Top of Working data

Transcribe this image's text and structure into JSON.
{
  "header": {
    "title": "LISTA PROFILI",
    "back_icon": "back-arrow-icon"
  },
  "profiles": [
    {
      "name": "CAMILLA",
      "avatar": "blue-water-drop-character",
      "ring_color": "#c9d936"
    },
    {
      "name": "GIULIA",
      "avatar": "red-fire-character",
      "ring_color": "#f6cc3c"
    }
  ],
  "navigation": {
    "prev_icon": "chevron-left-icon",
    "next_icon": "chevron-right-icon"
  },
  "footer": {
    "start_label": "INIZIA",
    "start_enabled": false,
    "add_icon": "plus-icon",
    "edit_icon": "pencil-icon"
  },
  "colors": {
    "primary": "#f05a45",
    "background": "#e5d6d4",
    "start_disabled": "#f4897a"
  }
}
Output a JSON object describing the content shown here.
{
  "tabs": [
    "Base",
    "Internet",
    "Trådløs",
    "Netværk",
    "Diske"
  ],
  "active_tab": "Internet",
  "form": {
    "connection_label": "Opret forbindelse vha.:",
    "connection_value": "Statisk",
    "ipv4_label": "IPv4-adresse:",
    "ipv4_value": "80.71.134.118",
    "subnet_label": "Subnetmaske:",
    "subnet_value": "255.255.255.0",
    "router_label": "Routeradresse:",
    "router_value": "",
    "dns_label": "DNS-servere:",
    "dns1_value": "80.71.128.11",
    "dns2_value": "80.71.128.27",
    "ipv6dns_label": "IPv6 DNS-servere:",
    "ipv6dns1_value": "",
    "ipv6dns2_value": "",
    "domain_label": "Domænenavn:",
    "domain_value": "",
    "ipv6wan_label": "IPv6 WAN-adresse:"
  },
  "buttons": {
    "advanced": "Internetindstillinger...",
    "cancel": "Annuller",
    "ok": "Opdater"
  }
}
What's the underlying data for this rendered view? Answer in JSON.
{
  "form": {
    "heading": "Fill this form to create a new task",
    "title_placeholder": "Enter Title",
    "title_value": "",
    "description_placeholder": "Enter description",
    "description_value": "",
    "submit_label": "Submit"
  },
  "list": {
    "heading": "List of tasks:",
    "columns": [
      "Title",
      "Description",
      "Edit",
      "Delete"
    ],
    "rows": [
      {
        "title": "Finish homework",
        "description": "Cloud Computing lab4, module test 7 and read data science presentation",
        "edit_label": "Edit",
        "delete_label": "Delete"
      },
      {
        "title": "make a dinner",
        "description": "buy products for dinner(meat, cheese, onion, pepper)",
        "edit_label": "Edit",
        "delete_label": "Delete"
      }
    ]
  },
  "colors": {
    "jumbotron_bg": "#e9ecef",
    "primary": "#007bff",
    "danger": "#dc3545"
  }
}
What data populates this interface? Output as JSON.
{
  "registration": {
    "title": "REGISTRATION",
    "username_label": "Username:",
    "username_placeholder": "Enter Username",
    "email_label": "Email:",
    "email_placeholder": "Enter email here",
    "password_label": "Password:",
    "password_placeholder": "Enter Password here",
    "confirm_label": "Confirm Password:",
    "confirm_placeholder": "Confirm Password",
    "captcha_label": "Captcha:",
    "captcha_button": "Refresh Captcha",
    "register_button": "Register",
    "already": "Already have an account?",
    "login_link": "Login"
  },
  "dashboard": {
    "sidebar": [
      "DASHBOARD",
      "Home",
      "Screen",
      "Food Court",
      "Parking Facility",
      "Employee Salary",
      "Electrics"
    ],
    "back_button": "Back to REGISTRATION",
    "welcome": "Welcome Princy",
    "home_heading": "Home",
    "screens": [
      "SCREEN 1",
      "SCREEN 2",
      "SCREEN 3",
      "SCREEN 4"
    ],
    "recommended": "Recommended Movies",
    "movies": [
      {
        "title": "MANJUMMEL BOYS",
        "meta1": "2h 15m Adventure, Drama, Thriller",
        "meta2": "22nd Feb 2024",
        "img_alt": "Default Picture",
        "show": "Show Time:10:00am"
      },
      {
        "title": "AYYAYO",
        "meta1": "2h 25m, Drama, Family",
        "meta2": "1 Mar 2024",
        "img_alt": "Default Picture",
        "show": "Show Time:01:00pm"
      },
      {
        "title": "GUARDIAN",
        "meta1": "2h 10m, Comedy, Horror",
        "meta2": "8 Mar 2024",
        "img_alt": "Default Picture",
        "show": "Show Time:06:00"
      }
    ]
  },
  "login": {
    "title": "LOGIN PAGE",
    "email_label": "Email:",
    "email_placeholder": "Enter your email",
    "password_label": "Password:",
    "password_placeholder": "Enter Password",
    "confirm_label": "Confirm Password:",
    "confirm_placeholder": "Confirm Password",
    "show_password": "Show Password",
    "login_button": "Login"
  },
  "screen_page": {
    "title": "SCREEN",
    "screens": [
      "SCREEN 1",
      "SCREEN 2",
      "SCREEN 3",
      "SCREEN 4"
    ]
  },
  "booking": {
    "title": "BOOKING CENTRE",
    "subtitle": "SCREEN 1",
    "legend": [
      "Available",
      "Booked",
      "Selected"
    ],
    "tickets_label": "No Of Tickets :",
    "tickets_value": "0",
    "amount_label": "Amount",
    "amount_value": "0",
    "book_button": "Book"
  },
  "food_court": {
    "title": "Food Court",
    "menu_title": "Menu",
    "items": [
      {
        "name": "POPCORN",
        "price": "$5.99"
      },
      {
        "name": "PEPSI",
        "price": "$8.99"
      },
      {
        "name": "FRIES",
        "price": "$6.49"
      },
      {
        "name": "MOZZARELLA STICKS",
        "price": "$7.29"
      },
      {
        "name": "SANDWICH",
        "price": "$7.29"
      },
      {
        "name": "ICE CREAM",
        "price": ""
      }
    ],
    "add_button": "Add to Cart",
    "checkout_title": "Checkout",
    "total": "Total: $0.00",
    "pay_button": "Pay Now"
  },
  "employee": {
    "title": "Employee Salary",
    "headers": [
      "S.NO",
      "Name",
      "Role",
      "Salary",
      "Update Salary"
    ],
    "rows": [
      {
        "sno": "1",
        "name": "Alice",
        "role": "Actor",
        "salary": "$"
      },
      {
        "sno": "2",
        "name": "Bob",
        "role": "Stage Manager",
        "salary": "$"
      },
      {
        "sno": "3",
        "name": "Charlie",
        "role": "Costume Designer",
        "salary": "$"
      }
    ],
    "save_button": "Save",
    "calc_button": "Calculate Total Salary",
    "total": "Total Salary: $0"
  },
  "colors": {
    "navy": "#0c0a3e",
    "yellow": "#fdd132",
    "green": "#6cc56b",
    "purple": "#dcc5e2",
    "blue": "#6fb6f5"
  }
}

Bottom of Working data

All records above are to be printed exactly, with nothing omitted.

Transcribe this image's text and structure into JSON.
{
  "header": {
    "title": "LISTA PROFILI",
    "back_icon": "back-arrow-icon"
  },
  "profiles": [
    {
      "name": "CAMILLA",
      "avatar": "blue-water-drop-character",
      "ring_color": "#c9d936"
    },
    {
      "name": "GIULIA",
      "avatar": "red-fire-character",
      "ring_color": "#f6cc3c"
    }
  ],
  "navigation": {
    "prev_icon": "chevron-left-icon",
    "next_icon": "chevron-right-icon"
  },
  "footer": {
    "start_label": "INIZIA",
    "start_enabled": false,
    "add_icon": "plus-icon",
    "edit_icon": "pencil-icon"
  },
  "colors": {
    "primary": "#f05a45",
    "background": "#e5d6d4",
    "start_disabled": "#f4897a"
  }
}
Output a JSON object describing the content shown here.
{
  "tabs": [
    "Base",
    "Internet",
    "Trådløs",
    "Netværk",
    "Diske"
  ],
  "active_tab": "Internet",
  "form": {
    "connection_label": "Opret forbindelse vha.:",
    "connection_value": "Statisk",
    "ipv4_label": "IPv4-adresse:",
    "ipv4_value": "80.71.134.118",
    "subnet_label": "Subnetmaske:",
    "subnet_value": "255.255.255.0",
    "router_label": "Routeradresse:",
    "router_value": "",
    "dns_label": "DNS-servere:",
    "dns1_value": "80.71.128.11",
    "dns2_value": "80.71.128.27",
    "ipv6dns_label": "IPv6 DNS-servere:",
    "ipv6dns1_value": "",
    "ipv6dns2_value": "",
    "domain_label": "Domænenavn:",
    "domain_value": "",
    "ipv6wan_label": "IPv6 WAN-adresse:"
  },
  "buttons": {
    "advanced": "Internetindstillinger...",
    "cancel": "Annuller",
    "ok": "Opdater"
  }
}
What's the underlying data for this rendered view? Answer in JSON.
{
  "form": {
    "heading": "Fill this form to create a new task",
    "title_placeholder": "Enter Title",
    "title_value": "",
    "description_placeholder": "Enter description",
    "description_value": "",
    "submit_label": "Submit"
  },
  "list": {
    "heading": "List of tasks:",
    "columns": [
      "Title",
      "Description",
      "Edit",
      "Delete"
    ],
    "rows": [
      {
        "title": "Finish homework",
        "description": "Cloud Computing lab4, module test 7 and read data science presentation",
        "edit_label": "Edit",
        "delete_label": "Delete"
      },
      {
        "title": "make a dinner",
        "description": "buy products for dinner(meat, cheese, onion, pepper)",
        "edit_label": "Edit",
        "delete_label": "Delete"
      }
    ]
  },
  "colors": {
    "jumbotron_bg": "#e9ecef",
    "primary": "#007bff",
    "danger": "#dc3545"
  }
}
What data populates this interface? Output as JSON.
{
  "registration": {
    "title": "REGISTRATION",
    "username_label": "Username:",
    "username_placeholder": "Enter Username",
    "email_label": "Email:",
    "email_placeholder": "Enter email here",
    "password_label": "Password:",
    "password_placeholder": "Enter Password here",
    "confirm_label": "Confirm Password:",
    "confirm_placeholder": "Confirm Password",
    "captcha_label": "Captcha:",
    "captcha_button": "Refresh Captcha",
    "register_button": "Register",
    "already": "Already have an account?",
    "login_link": "Login"
  },
  "dashboard": {
    "sidebar": [
      "DASHBOARD",
      "Home",
      "Screen",
      "Food Court",
      "Parking Facility",
      "Employee Salary",
      "Electrics"
    ],
    "back_button": "Back to REGISTRATION",
    "welcome": "Welcome Princy",
    "home_heading": "Home",
    "screens": [
      "SCREEN 1",
      "SCREEN 2",
      "SCREEN 3",
      "SCREEN 4"
    ],
    "recommended": "Recommended Movies",
    "movies": [
      {
        "title": "MANJUMMEL BOYS",
        "meta1": "2h 15m Adventure, Drama, Thriller",
        "meta2": "22nd Feb 2024",
        "img_alt": "Default Picture",
        "show": "Show Time:10:00am"
      },
      {
        "title": "AYYAYO",
        "meta1": "2h 25m, Drama, Family",
        "meta2": "1 Mar 2024",
        "img_alt": "Default Picture",
        "show": "Show Time:01:00pm"
      },
      {
        "title": "GUARDIAN",
        "meta1": "2h 10m, Comedy, Horror",
        "meta2": "8 Mar 2024",
        "img_alt": "Default Picture",
        "show": "Show Time:06:00"
      }
    ]
  },
  "login": {
    "title": "LOGIN PAGE",
    "email_label": "Email:",
    "email_placeholder": "Enter your email",
    "password_label": "Password:",
    "password_placeholder": "Enter Password",
    "confirm_label": "Confirm Password:",
    "confirm_placeholder": "Confirm Password",
    "show_password": "Show Password",
    "login_button": "Login"
  },
  "screen_page": {
    "title": "SCREEN",
    "screens": [
      "SCREEN 1",
      "SCREEN 2",
      "SCREEN 3",
      "SCREEN 4"
    ]
  },
  "booking": {
    "title": "BOOKING CENTRE",
    "subtitle": "SCREEN 1",
    "legend": [
      "Available",
      "Booked",
      "Selected"
    ],
    "tickets_label": "No Of Tickets :",
    "tickets_value": "0",
    "amount_label": "Amount",
    "amount_value": "0",
    "book_button": "Book"
  },
  "food_court": {
    "title": "Food Court",
    "menu_title": "Menu",
    "items": [
      {
        "name": "POPCORN",
        "price": "$5.99"
      },
      {
        "name": "PEPSI",
        "price": "$8.99"
      },
      {
        "name": "FRIES",
        "price": "$6.49"
      },
      {
        "name": "MOZZARELLA STICKS",
        "price": "$7.29"
      },
      {
        "name": "SANDWICH",
        "price": "$7.29"
      },
      {
        "name": "ICE CREAM",
        "price": ""
      }
    ],
    "add_button": "Add to Cart",
    "checkout_title": "Checkout",
    "total": "Total: $0.00",
    "pay_button": "Pay Now"
  },
  "employee": {
    "title": "Employee Salary",
    "headers": [
      "S.NO",
      "Name",
      "Role",
      "Salary",
      "Update Salary"
    ],
    "rows": [
      {
        "sno": "1",
        "name": "Alice",
        "role": "Actor",
        "salary": "$"
      },
      {
        "sno": "2",
        "name": "Bob",
        "role": "Stage Manager",
        "salary": "$"
      },
      {
        "sno": "3",
        "name": "Charlie",
        "role": "Costume Designer",
        "salary": "$"
      }
    ],
    "save_button": "Save",
    "calc_button": "Calculate Total Salary",
    "total": "Total Salary: $0"
  },
  "colors": {
    "navy": "#0c0a3e",
    "yellow": "#fdd132",
    "green": "#6cc56b",
    "purple": "#dcc5e2",
    "blue": "#6fb6f5"
  }
}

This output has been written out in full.